You’re probably familiar with the concept of b’tzelem Elohim — the Jewish teaching that human beings are created in God’s image. There are numerous takes on this, one of my favorites coming from Mishnah Sanhedrin 4:5, which notes that while coins minted by humans are indistinguishable from one another, the divine stamp on each person makes us all look different.
Today’s daf offers a teaching related to that principle, suggesting that being created in the image of God is not about we look, but about how we act.
We start with an inquiry from Rabbi Hama, son of Rabbi Hanina:
What is the meaning of that which is written: “After the Lord your God shall you walk” (Deuteronomy 13:5)? But is it possible for a person to follow the Divine Presence? But hasn’t it already been stated: “For the Lord your God is a devouring fire” (Deuteronomy 4:24).
Given the comparison between God and fire, Rabbi Hama is concerned that walking too closely to God might get you burned.

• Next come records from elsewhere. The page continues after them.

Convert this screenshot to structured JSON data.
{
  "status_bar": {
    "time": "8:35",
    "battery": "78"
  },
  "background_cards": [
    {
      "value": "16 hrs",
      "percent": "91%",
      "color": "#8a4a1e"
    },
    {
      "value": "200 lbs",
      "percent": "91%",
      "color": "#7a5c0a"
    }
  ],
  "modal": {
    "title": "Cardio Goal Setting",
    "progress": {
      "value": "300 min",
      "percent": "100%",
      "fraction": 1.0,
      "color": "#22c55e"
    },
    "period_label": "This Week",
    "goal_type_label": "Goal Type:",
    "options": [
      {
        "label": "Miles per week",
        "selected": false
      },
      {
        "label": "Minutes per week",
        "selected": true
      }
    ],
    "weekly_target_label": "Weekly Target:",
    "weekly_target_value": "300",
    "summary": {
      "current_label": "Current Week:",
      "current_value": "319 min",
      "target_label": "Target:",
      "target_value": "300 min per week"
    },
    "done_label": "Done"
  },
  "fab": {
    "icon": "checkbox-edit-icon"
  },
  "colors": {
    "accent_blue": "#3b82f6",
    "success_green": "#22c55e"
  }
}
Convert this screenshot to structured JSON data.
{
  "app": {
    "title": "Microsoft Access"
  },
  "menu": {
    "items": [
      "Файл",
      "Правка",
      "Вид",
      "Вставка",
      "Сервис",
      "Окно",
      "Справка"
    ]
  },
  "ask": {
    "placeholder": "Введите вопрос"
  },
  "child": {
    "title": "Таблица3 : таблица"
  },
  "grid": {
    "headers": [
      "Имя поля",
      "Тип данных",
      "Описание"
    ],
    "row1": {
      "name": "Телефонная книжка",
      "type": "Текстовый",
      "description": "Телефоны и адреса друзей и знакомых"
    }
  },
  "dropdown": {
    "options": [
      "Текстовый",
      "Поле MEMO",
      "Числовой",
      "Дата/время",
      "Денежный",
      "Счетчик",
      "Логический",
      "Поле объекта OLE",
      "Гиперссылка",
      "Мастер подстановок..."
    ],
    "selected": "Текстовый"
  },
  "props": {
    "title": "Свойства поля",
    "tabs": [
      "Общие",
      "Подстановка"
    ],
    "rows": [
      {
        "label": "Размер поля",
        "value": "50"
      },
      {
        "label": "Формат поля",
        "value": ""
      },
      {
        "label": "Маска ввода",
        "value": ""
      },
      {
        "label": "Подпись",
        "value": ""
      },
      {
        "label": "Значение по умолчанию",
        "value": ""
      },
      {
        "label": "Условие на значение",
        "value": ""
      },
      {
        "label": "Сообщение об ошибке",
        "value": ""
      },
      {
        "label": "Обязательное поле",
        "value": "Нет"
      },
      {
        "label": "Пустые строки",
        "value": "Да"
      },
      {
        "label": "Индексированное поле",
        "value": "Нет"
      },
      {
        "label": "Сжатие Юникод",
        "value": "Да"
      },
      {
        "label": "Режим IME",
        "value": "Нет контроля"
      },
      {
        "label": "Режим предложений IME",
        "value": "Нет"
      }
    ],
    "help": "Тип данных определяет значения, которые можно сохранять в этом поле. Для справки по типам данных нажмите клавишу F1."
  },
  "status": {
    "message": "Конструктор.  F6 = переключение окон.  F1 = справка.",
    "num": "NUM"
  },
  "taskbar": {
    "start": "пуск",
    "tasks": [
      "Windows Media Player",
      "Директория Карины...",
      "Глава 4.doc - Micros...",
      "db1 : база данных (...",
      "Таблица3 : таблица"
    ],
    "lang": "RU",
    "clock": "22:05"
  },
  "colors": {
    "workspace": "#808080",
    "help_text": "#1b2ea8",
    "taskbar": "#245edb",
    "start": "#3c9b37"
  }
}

And frankly, don’t we have another biblical example, from the Tower of Babel story, of trying to get too near God? All in all, perhaps sticking close to God isn’t the best idea.
Dismissing this idea, Rabbi Hama then goes on to answer his own rhetorical question:
Rather, one should follow the attributes of the Holy One, Blessed be He.
Just as He clothes the naked, as it is written: “And the Lord God made for Adam and for his wife garments of skin, and clothed them” (Genesis 3:21), so too, you clothe the naked.
Just as the Holy One, Blessed be He, visits the sick, as it is written (with regard to God’s appearing to Abraham following his circumcision): “And the Lord appeared unto him by the terebinths of Mamre” (Genesis 18:1), so too, you visit the sick.
Just as the Holy One, Blessed be He, consoles mourners, as it is written: “And it came to pass after the death of Abraham, that God blessed Isaac his son” (Genesis 25:11), so too, you console mourners.
Just as the Holy One, Blessed be He, buried the dead, as it is written: “And he was buried in the valley in the land of Moab” (Deuteronomy 34:6), so too, you bury the dead.
Rabbi Hama suggests that what the verse in Deuteronomy means when it says to walk after God is to act as God acts. He then points to several examples of God’s own behavior — providing clothing to the naked, visiting the sick, consoling mourners and burying the dead — and encourages human beings to do the same.
This is frankly a lovely passage, concretely laying out specific actions so we know what’s expected of us. While the general encouragement in Deuteronomy 13:5 to stick with God leaves tons of interpretive wiggle room, Rabbi Hama’s teaching is highly particular, laying out exactly how we ought to behave. This in turn offers a different read on the concept of b’tzelem Elohim, reminding us that not only do people reflect God’s image, but that this entails acting toward them in benevolent ways.
Read all of Sotah 14 on Sefaria.